Wow...a heart attack within a year with a high plaque calcium score??? It has been over 2 years since my husband had that test. Maybe the test was wrong. His GP Dr. doesn't seem concerned...unless my husband is not telling me the whole story. I am glad you seem to be doing good...with nitrate medicine...guess that will happen to my husband sometime when he has some symptoms.. How does one know if it is soft plaque or hard??? My husband says his bike riding is helping his heart grow stronger...hope that is true. I worry it may be bad for him to exercise too much. But what you said makes sense...so maybe it is all OK. I wish he was as concerned as I am for his health! Are you worried about yourself & a heart attack? Are you under a heart Dr care??? pattisd1
Hard plaque usually exists within the lumen, and there is a risk that some portion could break away and cause a heart attack. Soft plaque breaks through and ruptures the endothelium lining into lumen causing a clot and a heart attack. A ct scan views the entire anatomy of the coronary arteries...a cath views the lumen for blockage, but there can ultra sound with a cath angiogram to obtain an image of soft plaque within the walls of the vessel. There can be vessel stenosis (lumen remodeling, narrowing) with soft plaque as well.
0. Negative test - i.e. significant obstructive luminal disease highly unlikely
>100. High calcium score - i.e. above average risk of a cardiac event in the next five years
>1000. Very high calcium score - i.e. high risk of a cardiac event. If I remember correctly, there is a 10% probability for each year.
My lipid profile is very good (doctor said it can't be any better!) Blood pressure and heart rate is very good. And I understand when HDL is higher than the LDL lipid profile there can be some reversal of CAD, and my medication has elevated my HDL higher than a reduced LDL. Doing what I can to reduce the risks fo0r a heart event provides some relief from any worry about the future...

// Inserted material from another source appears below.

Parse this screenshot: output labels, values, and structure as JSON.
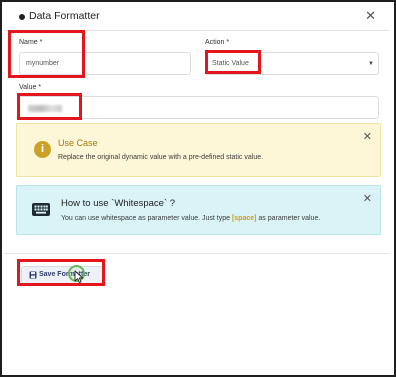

I think my husband should be seeing a heart Dr. instead of his GP Dr. You seem way more involved in your condition and aware of the tests and what they mean. My husband does not seem concerned since he has no symptoms. Maybe in the future he will be more concerned about the possible problems he is facing. I just worry that it may be after a heart attack instead of before one. I never heard that about the HDL being higher than the LDL would reverse CAD. I shall let my husband know and maybe he will be a bit more interested in his own health issues if he can actually do more to make it better. Thank you for all the info & hope you stay healthy!!! P.